But increasingly charities are also providing people with basic necessities because the state safety net has become inadequate. Between April and September last year, for example, food banks in the Trussell Trust’s UK-wide network distributed 1.3mn food parcels, 52 per cent more than the same period in 2019.
The immediate problem of surging inflation has exacerbated the erosion of poorer people’s incomes thanks to stagnant wage growth and real-terms benefit cuts. The poorest fifth of households in Britain are more than 20 per cent poorer than their French and German equivalents, according to the Resolution Foundation. As Maddy Desforges, chief executive of the National Association for Voluntary and Community Action, has put it, the sector is increasingly “backfilling” for the state.
The problem with relying on the charity sector as the safety net beneath the safety net is that charities are now in trouble, too. Their incomes are being squeezed while costs and demand are on the up. A survey of almost 700 charities and community groups in November by Pro Bono Economics and Nottingham Trent University found that more than half were using their reserves to meet their operating costs. Almost one in five had reduced the level or number of services that they offer.
People want to help. According to Deedmob, a platform that pairs volunteers with opportunities in a number of countries, there is a growing mismatch in the UK between the number of people who want to volunteer and the number of openings available to them. Boudewijn Wijnands, Deedmob’s chief executive, says the UK and the Netherlands had similar levels of volunteer participation before the pandemic, but the UK has since fallen behind due to fewer openings.
“Organisations need lots of help, but paradoxically they’re too overwhelmed to organise it,” he tells me. The result is “a lot of potential social capital going to waste”.

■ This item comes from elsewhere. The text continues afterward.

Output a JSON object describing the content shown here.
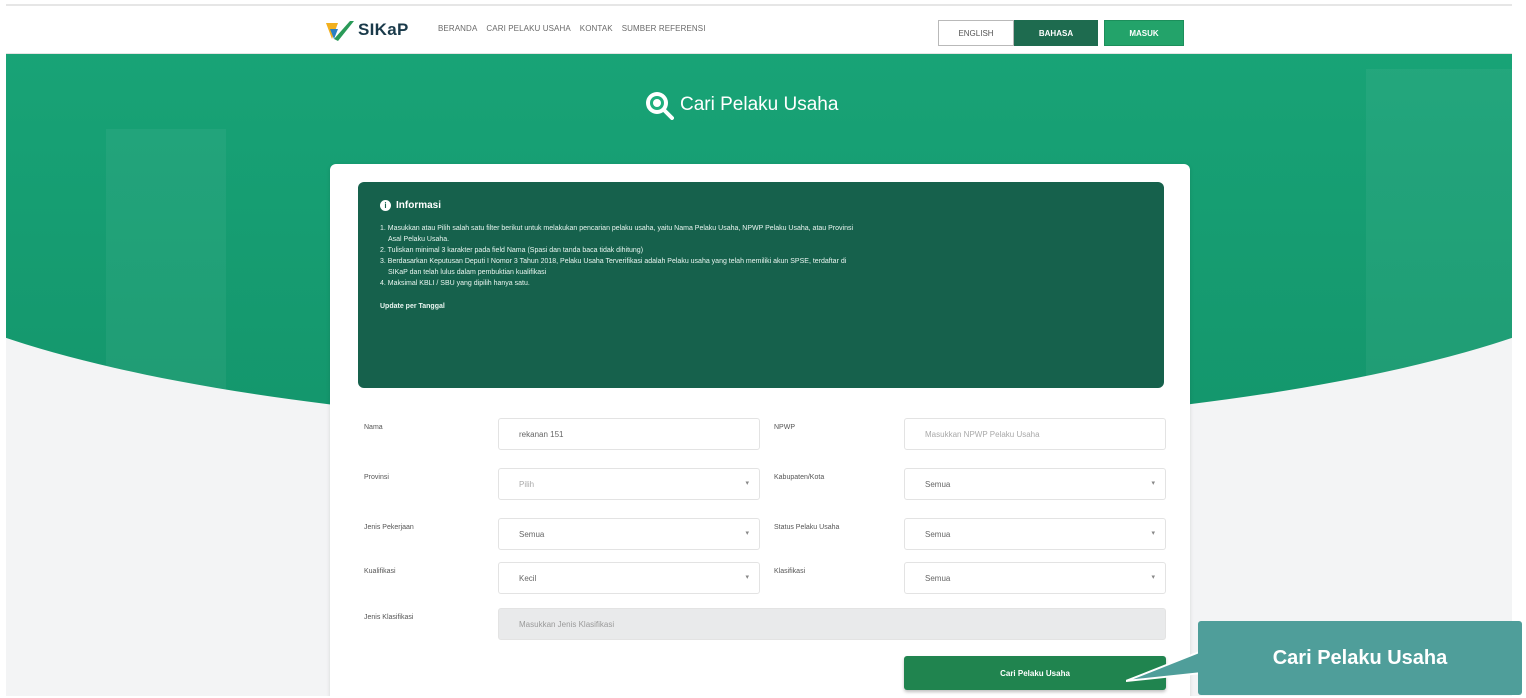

Cameron used to talk a lot about fixing Britain’s “broken society”. But in this moment of crisis, society isn’t failing, government is.